After his discharge, he returned to the Brigham as a plastic surgeon and eventually joined a nascent program investigating the potential for organ transplants. The research was an ethical minefield, with little evidence to show that such operations had any chance to succeed. Several of the most prominent scientists in immunology thought transplants were an impossibility and research a waste of time. His team tackled the ethical questions head on. Dr. Murray conferred with clergy, political and corporate leaders, and even obtained a special decree backing the procedure from the Massachusetts Supreme Judicial Court. What kept Dr. Murray searching for a solution, he later said, were the support of the hospital and his wife and the courage of his patients and their families.

Away from the surgeon’s table, Dr. Murray was an intrepid traveler, climbing the famed Matterhorn in the Alps in his 50s and trekking to the Himalayas with his wife.

In addition to his wife, Dr. Murray leaves three sons, J. Link Murray of Jamestown, Rhode Island, Thomas of Dallas, Texas, and Richard of Scituate; three daughters, Ms. Virginia Murray of Plymouth, Ms. Margaret Murray Dupont of Lafayette, Calif., and Dr. Katherine Murray Leisure of Plymouth, and 18 grandchildren. Richard Murray said his father was supportive, whatever direction his children pursued. The ever-optimistic surgeon displayed the same traits at home. “He loved the word ‘curious.’’’ Richard Murray said. “He would always say, ‘Be curious, ask questions.
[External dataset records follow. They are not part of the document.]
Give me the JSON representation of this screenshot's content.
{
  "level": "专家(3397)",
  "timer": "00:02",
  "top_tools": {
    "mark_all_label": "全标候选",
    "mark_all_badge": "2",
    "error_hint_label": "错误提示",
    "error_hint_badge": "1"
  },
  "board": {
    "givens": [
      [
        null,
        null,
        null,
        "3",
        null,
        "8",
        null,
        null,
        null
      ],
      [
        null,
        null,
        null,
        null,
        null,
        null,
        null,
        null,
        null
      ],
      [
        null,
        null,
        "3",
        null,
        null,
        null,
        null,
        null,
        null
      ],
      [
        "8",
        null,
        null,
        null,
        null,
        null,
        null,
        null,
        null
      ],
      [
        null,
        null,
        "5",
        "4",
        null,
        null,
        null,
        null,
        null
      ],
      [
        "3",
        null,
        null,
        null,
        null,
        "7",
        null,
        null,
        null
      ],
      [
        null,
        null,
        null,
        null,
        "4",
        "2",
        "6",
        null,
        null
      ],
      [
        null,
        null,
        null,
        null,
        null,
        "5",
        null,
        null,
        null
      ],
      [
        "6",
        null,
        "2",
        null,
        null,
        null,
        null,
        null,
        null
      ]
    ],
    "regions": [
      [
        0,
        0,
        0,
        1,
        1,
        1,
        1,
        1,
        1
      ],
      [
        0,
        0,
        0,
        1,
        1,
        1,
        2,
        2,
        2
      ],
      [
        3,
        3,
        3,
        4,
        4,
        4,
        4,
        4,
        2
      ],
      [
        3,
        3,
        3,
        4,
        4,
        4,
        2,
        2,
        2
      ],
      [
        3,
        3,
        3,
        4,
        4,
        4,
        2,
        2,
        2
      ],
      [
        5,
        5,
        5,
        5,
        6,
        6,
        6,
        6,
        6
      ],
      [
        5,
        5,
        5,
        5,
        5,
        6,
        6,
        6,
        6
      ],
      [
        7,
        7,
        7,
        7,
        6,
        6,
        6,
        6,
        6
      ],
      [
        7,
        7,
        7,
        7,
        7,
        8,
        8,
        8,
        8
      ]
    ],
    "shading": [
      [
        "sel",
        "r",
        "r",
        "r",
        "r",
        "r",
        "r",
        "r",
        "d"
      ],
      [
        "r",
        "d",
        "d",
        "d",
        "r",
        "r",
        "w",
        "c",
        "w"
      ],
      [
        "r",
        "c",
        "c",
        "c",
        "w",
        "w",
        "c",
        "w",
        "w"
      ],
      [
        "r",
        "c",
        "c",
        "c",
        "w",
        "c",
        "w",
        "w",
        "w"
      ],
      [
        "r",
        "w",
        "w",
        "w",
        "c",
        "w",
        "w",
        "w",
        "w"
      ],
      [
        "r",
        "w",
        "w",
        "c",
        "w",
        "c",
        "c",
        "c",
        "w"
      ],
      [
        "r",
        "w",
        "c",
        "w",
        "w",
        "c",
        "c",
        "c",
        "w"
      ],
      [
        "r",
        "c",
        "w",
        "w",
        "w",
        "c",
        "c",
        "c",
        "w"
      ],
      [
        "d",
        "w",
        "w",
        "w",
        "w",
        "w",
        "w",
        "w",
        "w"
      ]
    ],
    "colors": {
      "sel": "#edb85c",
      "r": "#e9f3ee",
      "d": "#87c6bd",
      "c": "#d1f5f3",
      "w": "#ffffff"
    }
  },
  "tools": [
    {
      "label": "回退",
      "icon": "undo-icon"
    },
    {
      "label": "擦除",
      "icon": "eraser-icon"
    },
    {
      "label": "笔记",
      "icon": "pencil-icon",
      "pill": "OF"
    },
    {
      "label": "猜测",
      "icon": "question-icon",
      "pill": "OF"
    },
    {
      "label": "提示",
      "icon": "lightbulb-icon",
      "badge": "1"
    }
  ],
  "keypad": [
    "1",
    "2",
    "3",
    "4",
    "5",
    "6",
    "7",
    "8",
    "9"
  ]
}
Learn.’’’

Dr. Murray died Monday, November 26, 2012 at the age of 93.

Accordingly, as a mark of respect in memory of Doctor Joseph E. Murray, at thirteen minutes past eleven o’clock A.M., on motion of Mr. Hedlund, the Senate adjourned to meet again on Monday next at eleven o’clock A.M.